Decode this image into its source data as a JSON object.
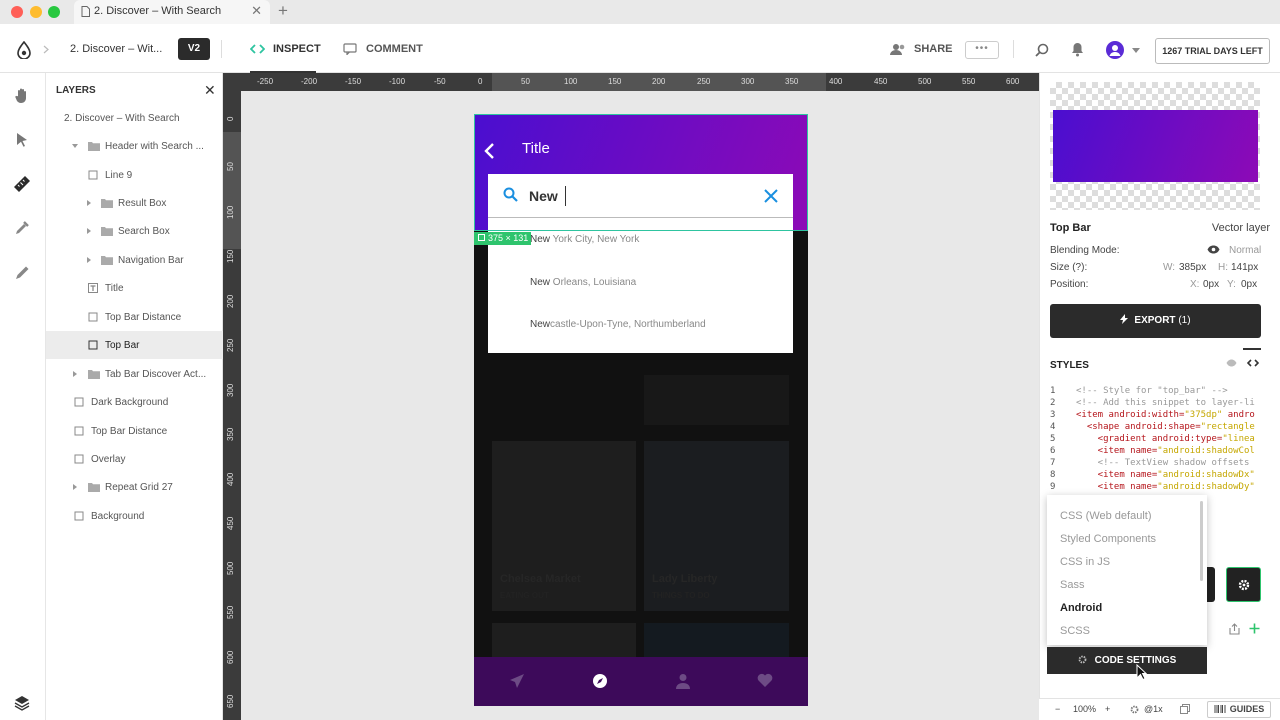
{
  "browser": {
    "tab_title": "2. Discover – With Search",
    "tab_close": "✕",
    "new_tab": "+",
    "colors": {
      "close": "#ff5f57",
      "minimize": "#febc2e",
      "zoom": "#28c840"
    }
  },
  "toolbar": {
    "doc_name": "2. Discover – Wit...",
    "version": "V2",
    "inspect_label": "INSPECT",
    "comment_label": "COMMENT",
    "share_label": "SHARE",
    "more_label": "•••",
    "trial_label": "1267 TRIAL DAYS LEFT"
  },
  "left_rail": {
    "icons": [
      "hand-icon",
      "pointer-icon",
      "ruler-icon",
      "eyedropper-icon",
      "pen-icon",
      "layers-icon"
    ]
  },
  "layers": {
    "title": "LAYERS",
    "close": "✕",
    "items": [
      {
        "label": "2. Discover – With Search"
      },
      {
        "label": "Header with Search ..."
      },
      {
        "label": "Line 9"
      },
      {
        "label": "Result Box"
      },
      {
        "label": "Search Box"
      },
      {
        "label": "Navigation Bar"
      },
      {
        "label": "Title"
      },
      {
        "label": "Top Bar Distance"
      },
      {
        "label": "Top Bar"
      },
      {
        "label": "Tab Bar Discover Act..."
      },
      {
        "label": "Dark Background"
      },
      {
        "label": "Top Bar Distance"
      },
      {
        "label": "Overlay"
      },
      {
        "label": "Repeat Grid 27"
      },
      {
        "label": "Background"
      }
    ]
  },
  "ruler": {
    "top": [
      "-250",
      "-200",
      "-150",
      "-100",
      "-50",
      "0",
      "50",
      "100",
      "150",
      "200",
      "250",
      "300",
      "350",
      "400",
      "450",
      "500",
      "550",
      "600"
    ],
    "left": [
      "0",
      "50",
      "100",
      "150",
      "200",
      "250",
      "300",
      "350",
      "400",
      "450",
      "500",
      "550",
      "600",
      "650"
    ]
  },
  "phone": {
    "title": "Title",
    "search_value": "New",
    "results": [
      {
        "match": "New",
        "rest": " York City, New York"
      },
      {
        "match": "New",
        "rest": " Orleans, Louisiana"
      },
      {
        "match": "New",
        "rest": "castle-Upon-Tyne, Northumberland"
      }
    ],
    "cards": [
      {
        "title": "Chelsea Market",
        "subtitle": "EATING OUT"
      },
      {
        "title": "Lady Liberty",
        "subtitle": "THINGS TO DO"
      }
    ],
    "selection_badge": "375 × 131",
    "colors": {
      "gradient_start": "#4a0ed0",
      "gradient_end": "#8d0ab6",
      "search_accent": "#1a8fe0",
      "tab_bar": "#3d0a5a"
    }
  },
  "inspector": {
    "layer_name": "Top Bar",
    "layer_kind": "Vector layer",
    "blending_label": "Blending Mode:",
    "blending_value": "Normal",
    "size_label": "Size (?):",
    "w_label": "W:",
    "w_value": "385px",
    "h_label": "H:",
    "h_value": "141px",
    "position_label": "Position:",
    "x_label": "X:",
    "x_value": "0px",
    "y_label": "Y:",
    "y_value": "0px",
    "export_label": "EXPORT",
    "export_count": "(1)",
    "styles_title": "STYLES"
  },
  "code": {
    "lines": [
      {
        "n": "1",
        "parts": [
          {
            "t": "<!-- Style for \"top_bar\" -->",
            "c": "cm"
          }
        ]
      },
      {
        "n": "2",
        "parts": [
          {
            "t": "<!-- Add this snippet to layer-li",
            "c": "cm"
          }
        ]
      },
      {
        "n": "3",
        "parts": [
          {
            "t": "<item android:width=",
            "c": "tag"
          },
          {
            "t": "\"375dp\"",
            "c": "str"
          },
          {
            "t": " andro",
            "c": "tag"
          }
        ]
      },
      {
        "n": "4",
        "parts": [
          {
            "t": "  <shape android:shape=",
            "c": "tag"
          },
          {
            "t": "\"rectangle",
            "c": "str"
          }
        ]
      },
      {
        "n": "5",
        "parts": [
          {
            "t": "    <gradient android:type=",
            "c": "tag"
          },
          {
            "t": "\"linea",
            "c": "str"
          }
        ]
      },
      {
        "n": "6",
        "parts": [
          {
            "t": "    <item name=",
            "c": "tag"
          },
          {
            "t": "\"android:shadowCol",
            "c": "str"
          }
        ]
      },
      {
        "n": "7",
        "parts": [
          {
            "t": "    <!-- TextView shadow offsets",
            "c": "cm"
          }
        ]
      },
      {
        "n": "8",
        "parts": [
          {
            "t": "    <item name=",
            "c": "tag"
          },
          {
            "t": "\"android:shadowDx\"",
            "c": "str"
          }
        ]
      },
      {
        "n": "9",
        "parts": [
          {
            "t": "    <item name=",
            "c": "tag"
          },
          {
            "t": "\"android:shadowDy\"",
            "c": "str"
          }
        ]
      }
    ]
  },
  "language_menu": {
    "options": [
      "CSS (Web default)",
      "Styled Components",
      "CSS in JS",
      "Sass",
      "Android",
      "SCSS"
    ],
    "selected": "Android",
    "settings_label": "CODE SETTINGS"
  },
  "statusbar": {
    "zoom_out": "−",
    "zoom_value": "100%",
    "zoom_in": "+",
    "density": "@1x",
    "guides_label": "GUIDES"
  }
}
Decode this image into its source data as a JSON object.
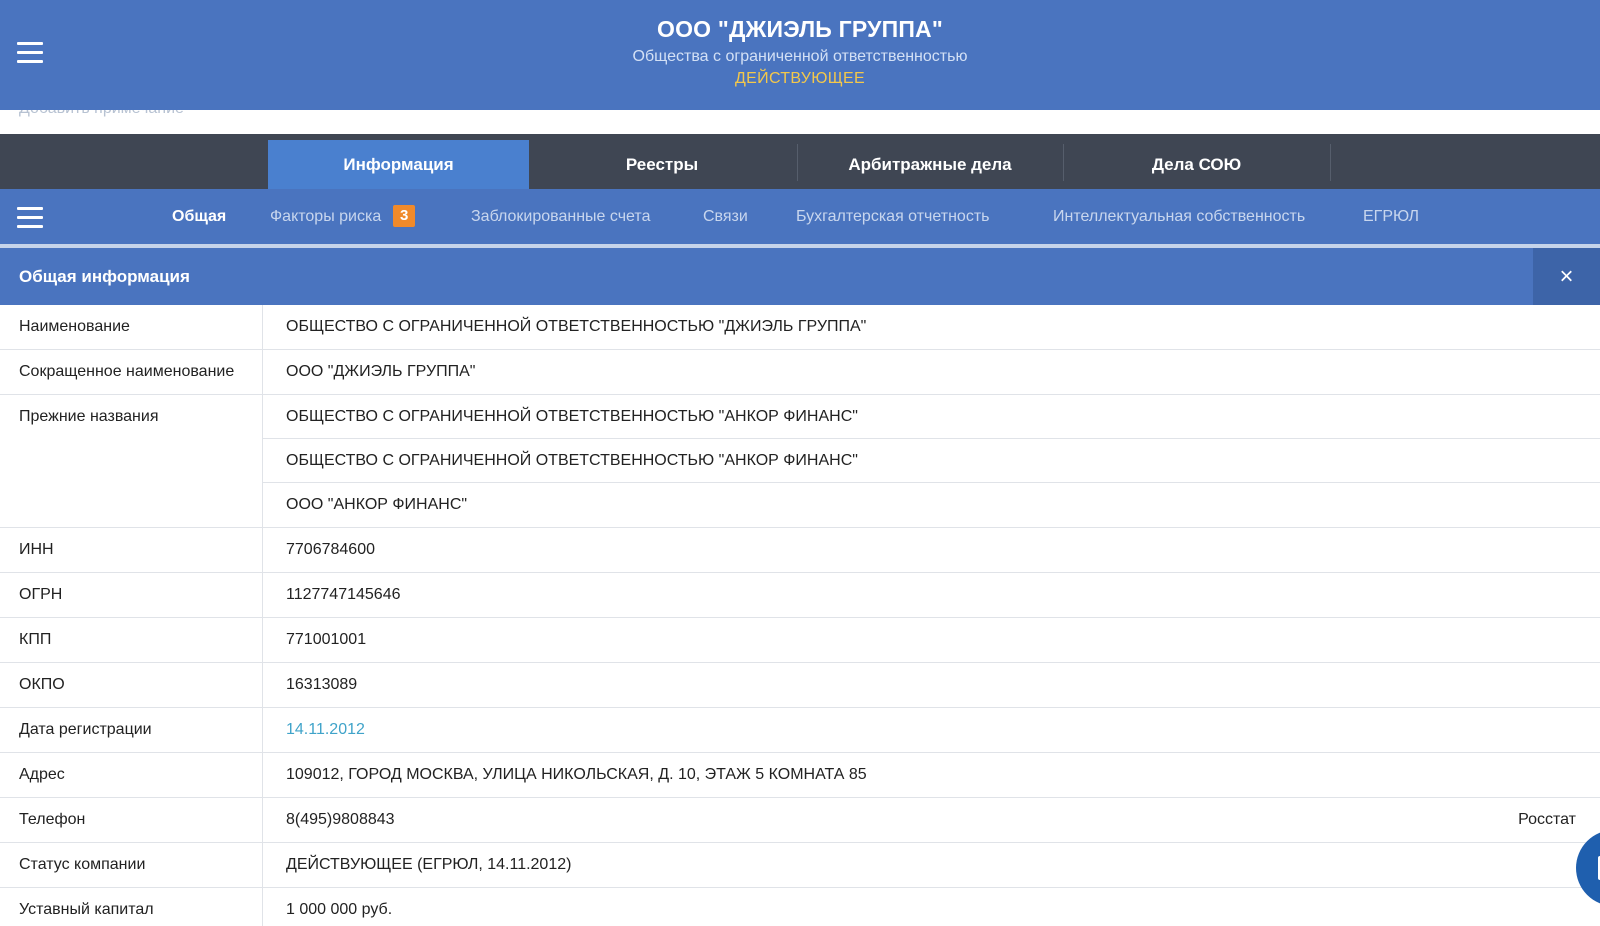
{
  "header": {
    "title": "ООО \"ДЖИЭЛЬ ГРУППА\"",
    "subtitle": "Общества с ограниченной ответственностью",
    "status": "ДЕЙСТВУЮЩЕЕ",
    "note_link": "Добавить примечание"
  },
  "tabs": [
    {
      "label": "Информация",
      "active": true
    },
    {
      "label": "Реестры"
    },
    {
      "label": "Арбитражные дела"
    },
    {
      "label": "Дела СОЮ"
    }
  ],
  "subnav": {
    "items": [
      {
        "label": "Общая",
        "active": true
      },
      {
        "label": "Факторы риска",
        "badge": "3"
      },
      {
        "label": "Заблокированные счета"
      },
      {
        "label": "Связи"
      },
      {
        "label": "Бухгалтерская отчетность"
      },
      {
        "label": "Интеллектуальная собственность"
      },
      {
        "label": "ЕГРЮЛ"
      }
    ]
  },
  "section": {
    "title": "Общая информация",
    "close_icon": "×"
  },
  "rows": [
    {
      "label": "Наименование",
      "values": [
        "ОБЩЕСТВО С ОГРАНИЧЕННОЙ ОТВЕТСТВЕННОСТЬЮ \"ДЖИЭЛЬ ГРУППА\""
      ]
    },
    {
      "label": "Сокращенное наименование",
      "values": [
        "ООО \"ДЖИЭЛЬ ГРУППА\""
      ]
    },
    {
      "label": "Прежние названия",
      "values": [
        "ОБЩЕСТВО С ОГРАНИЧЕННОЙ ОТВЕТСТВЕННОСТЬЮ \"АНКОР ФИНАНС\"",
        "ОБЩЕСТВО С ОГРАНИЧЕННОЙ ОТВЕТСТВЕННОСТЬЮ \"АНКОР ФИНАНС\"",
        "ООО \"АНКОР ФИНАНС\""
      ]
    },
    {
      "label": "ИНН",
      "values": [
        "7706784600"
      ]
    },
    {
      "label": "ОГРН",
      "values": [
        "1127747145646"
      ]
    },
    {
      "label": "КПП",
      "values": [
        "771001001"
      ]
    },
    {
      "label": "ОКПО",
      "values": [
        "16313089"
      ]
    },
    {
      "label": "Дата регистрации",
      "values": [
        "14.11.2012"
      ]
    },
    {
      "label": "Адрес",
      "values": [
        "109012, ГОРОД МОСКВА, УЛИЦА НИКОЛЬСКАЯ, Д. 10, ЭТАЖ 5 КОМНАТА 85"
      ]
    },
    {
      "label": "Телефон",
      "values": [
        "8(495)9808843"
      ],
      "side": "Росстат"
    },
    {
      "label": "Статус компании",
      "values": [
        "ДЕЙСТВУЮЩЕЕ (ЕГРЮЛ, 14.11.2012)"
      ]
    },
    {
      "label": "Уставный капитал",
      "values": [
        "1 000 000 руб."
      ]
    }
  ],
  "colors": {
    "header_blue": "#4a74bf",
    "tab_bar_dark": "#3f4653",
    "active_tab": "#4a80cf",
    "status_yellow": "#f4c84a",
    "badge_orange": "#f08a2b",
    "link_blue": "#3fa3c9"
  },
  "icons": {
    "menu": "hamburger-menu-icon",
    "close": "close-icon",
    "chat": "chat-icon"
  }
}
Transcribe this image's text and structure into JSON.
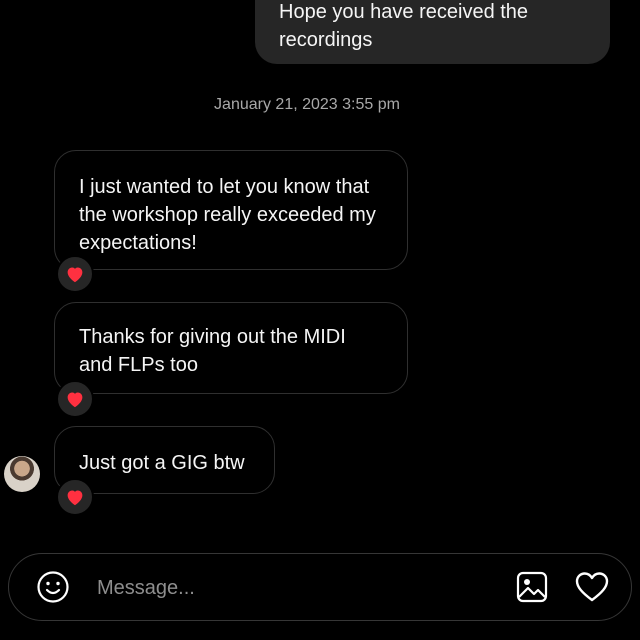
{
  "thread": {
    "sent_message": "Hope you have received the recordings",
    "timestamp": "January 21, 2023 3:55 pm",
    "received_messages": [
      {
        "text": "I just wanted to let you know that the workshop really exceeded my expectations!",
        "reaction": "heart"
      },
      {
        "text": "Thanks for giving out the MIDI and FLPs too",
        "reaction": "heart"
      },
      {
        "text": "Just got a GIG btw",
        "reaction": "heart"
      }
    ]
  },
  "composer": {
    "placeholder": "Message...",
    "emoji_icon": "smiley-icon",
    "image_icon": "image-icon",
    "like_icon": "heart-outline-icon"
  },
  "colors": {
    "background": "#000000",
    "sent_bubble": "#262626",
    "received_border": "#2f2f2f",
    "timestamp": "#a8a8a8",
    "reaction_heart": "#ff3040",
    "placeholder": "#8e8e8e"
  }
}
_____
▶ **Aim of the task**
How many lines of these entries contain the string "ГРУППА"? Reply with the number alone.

▶ **Response for this exercise**
3